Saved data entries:
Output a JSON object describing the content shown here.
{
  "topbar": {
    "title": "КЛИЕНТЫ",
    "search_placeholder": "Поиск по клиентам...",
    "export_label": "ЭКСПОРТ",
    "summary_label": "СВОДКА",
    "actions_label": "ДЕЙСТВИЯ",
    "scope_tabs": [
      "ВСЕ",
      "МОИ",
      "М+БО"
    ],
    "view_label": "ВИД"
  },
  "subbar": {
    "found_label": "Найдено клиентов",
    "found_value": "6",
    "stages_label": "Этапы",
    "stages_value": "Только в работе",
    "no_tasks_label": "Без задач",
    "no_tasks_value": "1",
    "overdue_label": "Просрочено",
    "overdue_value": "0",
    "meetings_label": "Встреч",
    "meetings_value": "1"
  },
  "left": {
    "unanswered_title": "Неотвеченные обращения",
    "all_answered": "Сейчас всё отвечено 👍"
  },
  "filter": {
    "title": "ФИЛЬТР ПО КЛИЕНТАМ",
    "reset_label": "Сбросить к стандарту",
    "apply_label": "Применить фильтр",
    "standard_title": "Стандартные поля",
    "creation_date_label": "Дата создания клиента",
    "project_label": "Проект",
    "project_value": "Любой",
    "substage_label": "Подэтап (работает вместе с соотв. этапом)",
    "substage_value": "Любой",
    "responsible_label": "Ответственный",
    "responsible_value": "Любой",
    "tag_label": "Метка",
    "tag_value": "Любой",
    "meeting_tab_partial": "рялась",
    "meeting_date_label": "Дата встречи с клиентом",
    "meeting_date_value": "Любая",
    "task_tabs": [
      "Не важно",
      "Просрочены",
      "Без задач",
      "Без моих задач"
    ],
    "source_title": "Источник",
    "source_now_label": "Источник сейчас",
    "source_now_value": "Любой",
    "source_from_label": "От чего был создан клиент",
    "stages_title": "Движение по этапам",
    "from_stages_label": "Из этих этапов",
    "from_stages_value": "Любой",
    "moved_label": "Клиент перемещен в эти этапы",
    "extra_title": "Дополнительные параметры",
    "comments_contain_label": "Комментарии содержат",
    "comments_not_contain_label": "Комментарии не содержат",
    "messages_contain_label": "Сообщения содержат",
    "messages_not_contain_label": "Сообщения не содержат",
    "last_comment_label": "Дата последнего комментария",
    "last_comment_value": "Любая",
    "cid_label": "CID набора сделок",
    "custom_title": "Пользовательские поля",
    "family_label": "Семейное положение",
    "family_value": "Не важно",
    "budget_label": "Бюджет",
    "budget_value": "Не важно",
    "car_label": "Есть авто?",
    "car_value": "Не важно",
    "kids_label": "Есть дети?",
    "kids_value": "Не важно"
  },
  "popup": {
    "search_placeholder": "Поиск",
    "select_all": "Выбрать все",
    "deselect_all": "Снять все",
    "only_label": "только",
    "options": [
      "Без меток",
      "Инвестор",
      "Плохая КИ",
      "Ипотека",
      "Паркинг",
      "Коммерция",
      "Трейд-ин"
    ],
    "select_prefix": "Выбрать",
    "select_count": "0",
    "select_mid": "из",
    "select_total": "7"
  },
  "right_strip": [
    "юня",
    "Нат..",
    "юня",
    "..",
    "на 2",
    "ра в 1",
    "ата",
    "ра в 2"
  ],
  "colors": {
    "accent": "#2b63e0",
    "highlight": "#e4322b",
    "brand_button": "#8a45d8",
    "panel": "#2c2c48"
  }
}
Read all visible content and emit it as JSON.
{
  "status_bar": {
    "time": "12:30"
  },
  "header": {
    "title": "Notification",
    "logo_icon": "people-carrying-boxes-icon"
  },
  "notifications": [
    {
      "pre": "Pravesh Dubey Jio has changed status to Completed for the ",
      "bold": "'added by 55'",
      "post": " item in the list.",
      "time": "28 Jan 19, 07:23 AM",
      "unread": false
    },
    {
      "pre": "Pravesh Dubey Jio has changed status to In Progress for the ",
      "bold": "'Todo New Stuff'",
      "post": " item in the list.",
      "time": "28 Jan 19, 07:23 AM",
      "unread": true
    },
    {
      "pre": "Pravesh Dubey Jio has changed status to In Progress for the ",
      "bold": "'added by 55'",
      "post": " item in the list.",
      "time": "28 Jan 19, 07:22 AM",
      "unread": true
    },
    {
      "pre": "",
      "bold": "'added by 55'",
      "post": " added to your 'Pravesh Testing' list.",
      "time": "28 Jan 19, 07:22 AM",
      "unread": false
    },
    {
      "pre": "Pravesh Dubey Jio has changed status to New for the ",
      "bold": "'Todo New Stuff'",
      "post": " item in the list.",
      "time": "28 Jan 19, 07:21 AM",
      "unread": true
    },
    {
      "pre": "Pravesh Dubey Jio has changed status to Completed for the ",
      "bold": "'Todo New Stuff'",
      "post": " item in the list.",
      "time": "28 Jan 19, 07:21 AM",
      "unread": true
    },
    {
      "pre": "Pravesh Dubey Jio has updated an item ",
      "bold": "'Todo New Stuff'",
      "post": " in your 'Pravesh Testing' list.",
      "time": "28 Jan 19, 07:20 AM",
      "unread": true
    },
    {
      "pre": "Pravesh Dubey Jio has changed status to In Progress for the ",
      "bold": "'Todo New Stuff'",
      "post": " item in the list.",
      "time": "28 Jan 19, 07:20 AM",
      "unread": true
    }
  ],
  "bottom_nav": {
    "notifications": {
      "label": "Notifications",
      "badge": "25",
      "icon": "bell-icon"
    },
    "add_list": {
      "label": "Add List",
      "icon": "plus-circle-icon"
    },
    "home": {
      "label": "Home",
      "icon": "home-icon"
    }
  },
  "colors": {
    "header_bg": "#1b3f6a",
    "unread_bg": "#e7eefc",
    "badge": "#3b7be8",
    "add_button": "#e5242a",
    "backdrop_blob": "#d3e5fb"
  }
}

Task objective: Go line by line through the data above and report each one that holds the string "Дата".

Response for this exercise:
    "creation_date_label": "Дата создания клиента",
    "meeting_date_label": "Дата встречи с клиентом",
    "last_comment_label": "Дата последнего комментария",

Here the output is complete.